- The Cure – Why Can’t I be you?. Aside from being a truly magnificent example of what the Cure could do when they got their pop on, it reminds me of the summer between junior and senior year in high school, of finally having a car, and being able to go sit on the beach with friends whenever the hell it seemed like a good idea. Living in a commuter town 35 miles from all my friends was no way to spend high school, at least not the way I did it at the time.
- Jane’s Addiction – Mountain Song. I could have filled the list just with songs from my first year in college, but this remains the one that I destroyed my vocal chords to, in the privacy of my car. Despite the presence of at least 50 LAPD officers (there had been a stabbing at the show the night before), their concert at the Ford Amphitheater in LA remains one of the most electrifying shows I’ve ever seen.
- Sonic Youth – Kool thing. I listened to a lot of hip-hop in the late 80s and early 90s, but there was a lot of nonsense that went along with the content. This was a welcome change of pace, a great propulsive song, and the presence of Chuck D was the cherry atop the sarcastic cake. (Along with “Kings of the Wild Frontier,” it also turned out to be a favorite song in common with Mrs DC Trojan, but I was a few years out from meeting her at the time.)

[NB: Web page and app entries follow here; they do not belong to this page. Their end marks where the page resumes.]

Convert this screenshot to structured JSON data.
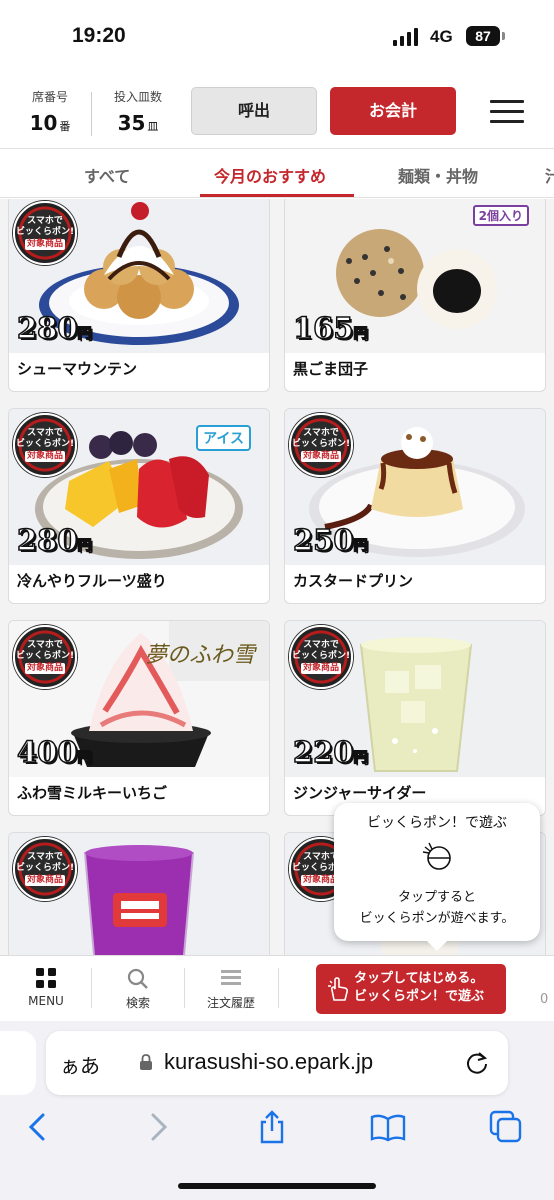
{
  "status_bar": {
    "time": "19:20",
    "network": "4G",
    "battery": "87"
  },
  "header": {
    "seat_label": "席番号",
    "seat_value": "10",
    "seat_unit": "番",
    "plates_label": "投入皿数",
    "plates_value": "35",
    "plates_unit": "皿",
    "call_button": "呼出",
    "pay_button": "お会計"
  },
  "tabs": [
    {
      "label": "すべて",
      "active": false
    },
    {
      "label": "今月のおすすめ",
      "active": true
    },
    {
      "label": "麺類・丼物",
      "active": false
    },
    {
      "label": "汁",
      "active": false
    }
  ],
  "badges": {
    "smartphone_line1": "スマホで",
    "smartphone_line2": "ビッくらポン!",
    "smartphone_line3": "対象商品",
    "ice": "アイス",
    "count": "2個入り",
    "fuwa_logo": "夢のふわ雪",
    "yen": "円"
  },
  "products": [
    {
      "name": "シューマウンテン",
      "price": "280"
    },
    {
      "name": "黒ごま団子",
      "price": "165"
    },
    {
      "name": "冷んやりフルーツ盛り",
      "price": "280"
    },
    {
      "name": "カスタードプリン",
      "price": "250"
    },
    {
      "name": "ふわ雪ミルキーいちご",
      "price": "400"
    },
    {
      "name": "ジンジャーサイダー",
      "price": "220"
    }
  ],
  "tooltip": {
    "title": "ビッくらポン！で遊ぶ",
    "line1": "タップすると",
    "line2": "ビッくらポンが遊べます。"
  },
  "bottom_nav": {
    "menu": "MENU",
    "search": "検索",
    "history": "注文履歴",
    "play_line1": "タップしてはじめる。",
    "play_line2": "ビッくらポン！で遊ぶ",
    "edge": "0"
  },
  "safari": {
    "aa": "ぁあ",
    "url": "kurasushi-so.epark.jp"
  },
  "colors": {
    "brand_red": "#c4272c",
    "ice_blue": "#2a9fd6",
    "count_purple": "#7b3fa0"
  }
}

- Primal Scream – Higher than the sun. Purchased at the old Tower Records on Sunset, a chance buy before it was an official “alternative must have.” Also reminiscent of shenanigans with a young lady, but that’s neither here nor there.
- Goldie Presents Metalheadz – Inner city Life. I got on the electronica bandwagon with a vengeance in the 90s. There was an independent store in Providence that specialized in obscure imports where I picked up the Counterforce CD that this song comes from. I know I spent more time listening to Dubnobasswithmyheadman, but this track was the shit for me for some time.

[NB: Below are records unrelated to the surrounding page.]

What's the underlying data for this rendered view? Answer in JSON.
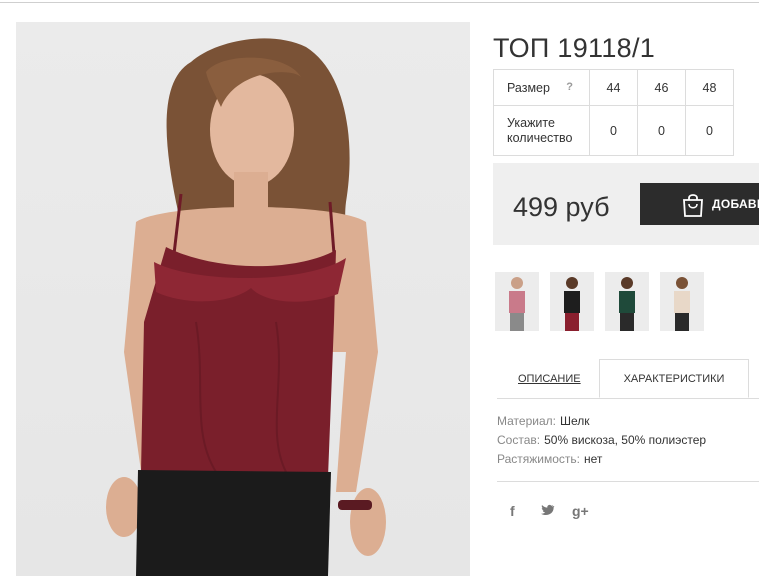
{
  "product": {
    "title": "ТОП 19118/1",
    "price": "499 руб",
    "add_button": "ДОБАВИТЬ"
  },
  "size_table": {
    "size_label": "Размер",
    "help": "?",
    "sizes": [
      "44",
      "46",
      "48"
    ],
    "qty_label_line1": "Укажите",
    "qty_label_line2": "количество",
    "quantities": [
      "0",
      "0",
      "0"
    ]
  },
  "tabs": {
    "description": "ОПИСАНИЕ",
    "characteristics": "ХАРАКТЕРИСТИКИ"
  },
  "specs": [
    {
      "key": "Материал:",
      "value": "Шелк"
    },
    {
      "key": "Состав:",
      "value": "50% вискоза, 50% полиэстер"
    },
    {
      "key": "Растяжимость:",
      "value": "нет"
    }
  ],
  "social": {
    "facebook": "f",
    "twitter": "🐦",
    "googleplus": "g+"
  },
  "thumbnails": [
    {
      "top_color": "#c97a8a",
      "pants_color": "#8a8a8a"
    },
    {
      "top_color": "#1e1e1e",
      "pants_color": "#8a1f2e"
    },
    {
      "top_color": "#1f4a3a",
      "pants_color": "#2a2a2a"
    },
    {
      "top_color": "#e8d8c8",
      "pants_color": "#2a2a2a"
    }
  ],
  "colors": {
    "burgundy": "#7a1f2b",
    "button_bg": "#2c2c2c",
    "price_bg": "#efefef"
  }
}
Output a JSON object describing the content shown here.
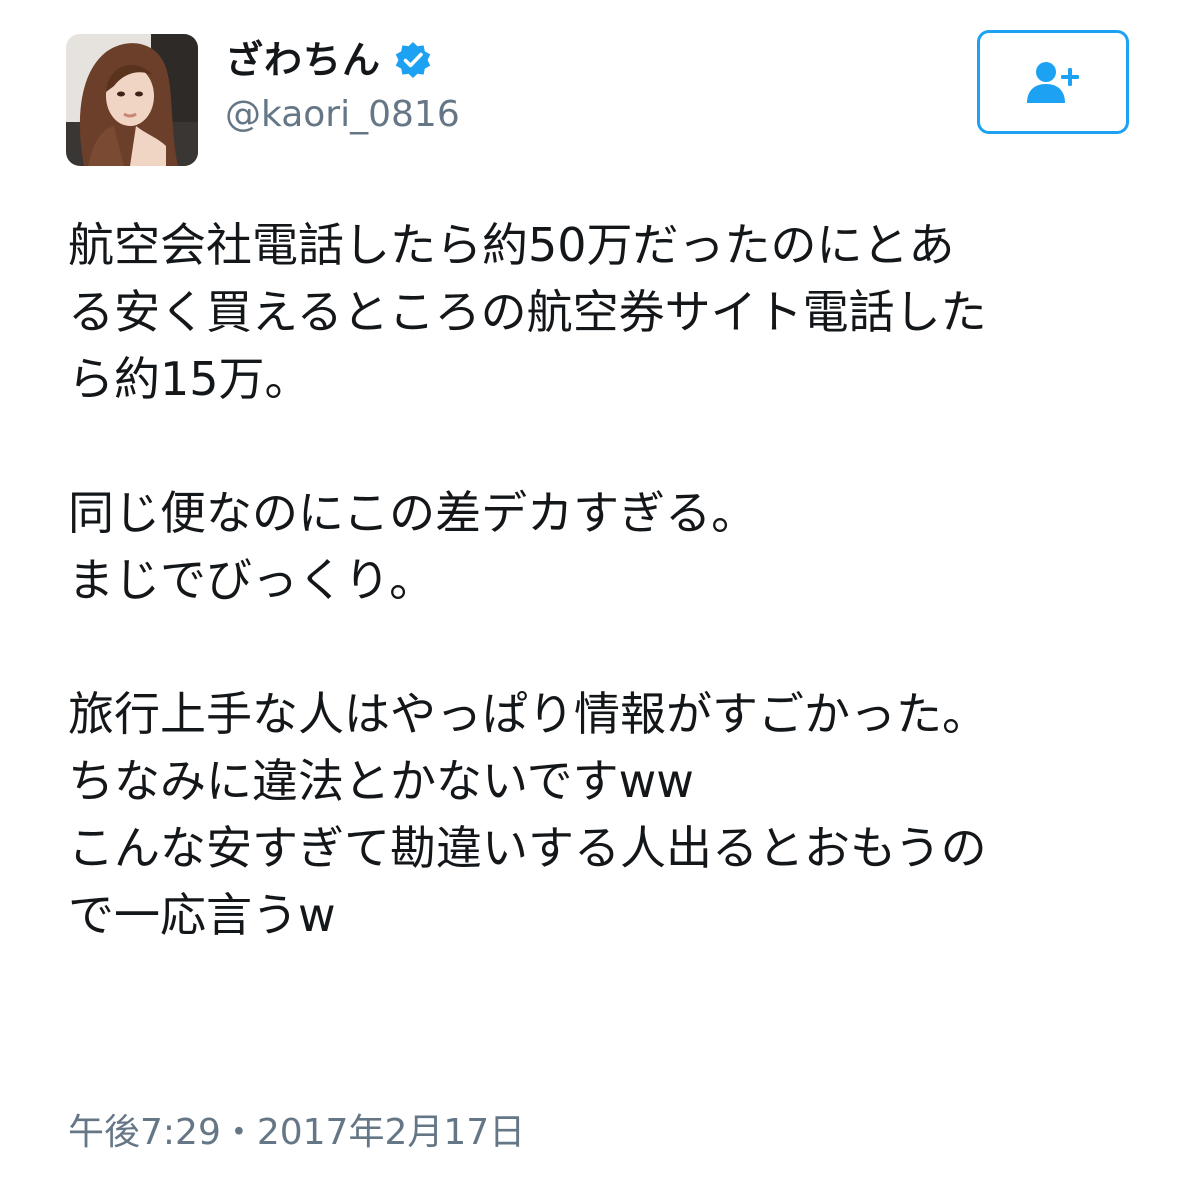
{
  "tweet": {
    "author": {
      "display_name": "ざわちん",
      "handle": "@kaori_0816",
      "verified": true,
      "verified_icon": "verified-badge-icon",
      "avatar_icon": "profile-photo"
    },
    "follow_button": {
      "icon": "add-user-icon"
    },
    "paragraphs": [
      [
        "航空会社電話したら約50万だったのにとあ",
        "る安く買えるところの航空券サイト電話した",
        "ら約15万。"
      ],
      [
        "同じ便なのにこの差デカすぎる。",
        "まじでびっくり。"
      ],
      [
        "旅行上手な人はやっぱり情報がすごかった。",
        "ちなみに違法とかないですww",
        "こんな安すぎて勘違いする人出るとおもうの",
        "で一応言うw"
      ]
    ],
    "timestamp": "午後7:29・2017年2月17日"
  },
  "colors": {
    "accent": "#1da1f2",
    "text": "#14171a",
    "secondary_text": "#657786",
    "background": "#ffffff"
  }
}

- Super Furry Animals – Wherever I lay my phone (that’s my home). I am a huge fan of the Super Furry Animals. Guerilla was the first CD of theirs that I bought, and it was like a breath of fresh air. This was the song they started live shows with for a while, and it’s just generally fab. It also supplemented “Stickshifts and Safety Belts” by Cake as “our song” between me and Mrs DC Trojan.
- Leftfield – Phat Planet. Even though “The Last Broadcast” by Doves was the soundtrack of being a new father after the fact, this song was the exit track from being childless. Our older daughter was late, and Mrs DC Trojan was scheduled to go in for an induction. She went to the obstetrician for a final check, and the baby’s heart rate was irregular, so she was promptly sent to the hospital. I had been wrapping some things up at work but bolted as soon as I heard about this. As I was making my way up 16th St and not entirely obeying the speed limit, this was what I was listening to, and it is inseparable from that moment. Thirty six hours later, after 24 hours of labor and an unscheduled c-section, I had learnt that my wife is made of even sterner stuff that I had thought, and I had been hit with an emotional freight train the first time I held my daughter. I didn’t think it was possible to love someone so much, so quickly, far less have it happen twice.
Filed under: nostalgia |